The material in this section is based on the XML Specification.

extends the set of allowed characters to include all the above, plus the remaining characters in the range U 0001–U 001F.

At the same time, however, it restricts the use of C0 and C1 control characters other than U 0009 (Horizontal Tab), U 000A (Line Feed), U 000D (Carriage Return), and U 0085 (Next Line) by requiring them to be written in escaped form (for example U 0001 must be written as or its equivalent).

The characters making up an XML document are divided into markup and content, which may be distinguished by the application of simple syntactic rules.

Generally, strings that constitute markup either begin with the character An element is a logical document component that either begins with a start-tag and ends with a matching end-tag or consists only of an empty-element tag.

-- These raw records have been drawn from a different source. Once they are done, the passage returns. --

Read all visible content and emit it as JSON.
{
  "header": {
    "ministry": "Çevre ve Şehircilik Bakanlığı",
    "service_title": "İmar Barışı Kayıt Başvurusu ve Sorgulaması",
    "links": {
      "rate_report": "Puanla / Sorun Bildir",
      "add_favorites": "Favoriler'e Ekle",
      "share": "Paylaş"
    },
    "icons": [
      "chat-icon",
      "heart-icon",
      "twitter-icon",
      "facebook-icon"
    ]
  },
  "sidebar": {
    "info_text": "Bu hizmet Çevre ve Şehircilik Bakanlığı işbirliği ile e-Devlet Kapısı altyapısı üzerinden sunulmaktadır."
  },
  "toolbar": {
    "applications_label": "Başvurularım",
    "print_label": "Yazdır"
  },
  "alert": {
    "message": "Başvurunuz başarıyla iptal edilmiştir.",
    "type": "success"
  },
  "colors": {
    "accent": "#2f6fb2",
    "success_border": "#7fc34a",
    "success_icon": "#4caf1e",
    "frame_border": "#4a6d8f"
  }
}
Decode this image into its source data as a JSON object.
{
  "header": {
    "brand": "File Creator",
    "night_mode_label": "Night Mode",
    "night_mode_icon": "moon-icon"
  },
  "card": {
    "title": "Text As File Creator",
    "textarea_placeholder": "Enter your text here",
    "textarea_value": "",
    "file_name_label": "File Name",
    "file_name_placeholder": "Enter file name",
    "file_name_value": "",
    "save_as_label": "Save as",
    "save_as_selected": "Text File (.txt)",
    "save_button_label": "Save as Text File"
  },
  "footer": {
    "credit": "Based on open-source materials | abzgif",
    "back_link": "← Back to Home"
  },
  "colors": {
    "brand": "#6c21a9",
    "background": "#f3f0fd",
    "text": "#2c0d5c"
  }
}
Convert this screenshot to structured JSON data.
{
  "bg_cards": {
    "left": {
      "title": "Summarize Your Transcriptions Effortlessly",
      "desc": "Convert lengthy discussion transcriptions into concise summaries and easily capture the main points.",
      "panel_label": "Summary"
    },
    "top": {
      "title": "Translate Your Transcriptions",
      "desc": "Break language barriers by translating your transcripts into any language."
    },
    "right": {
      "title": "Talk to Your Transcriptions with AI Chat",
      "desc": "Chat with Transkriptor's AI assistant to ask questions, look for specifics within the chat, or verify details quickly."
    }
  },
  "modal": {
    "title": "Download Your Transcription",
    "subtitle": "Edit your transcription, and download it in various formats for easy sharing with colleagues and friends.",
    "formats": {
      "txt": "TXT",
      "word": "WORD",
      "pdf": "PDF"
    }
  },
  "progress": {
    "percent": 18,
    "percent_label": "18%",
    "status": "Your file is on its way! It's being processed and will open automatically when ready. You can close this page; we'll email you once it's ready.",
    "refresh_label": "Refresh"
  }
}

In the case of C1 characters, this restriction is a backwards incompatibility; it was introduced to allow common encoding errors to be detected.

The code point U 0000 (Null) is the only character that is not permitted in any XML 1.0 or 1.1 document.

Although the design of XML focuses on documents, the language is widely used for the representation of arbitrary data structures such as those used in web services.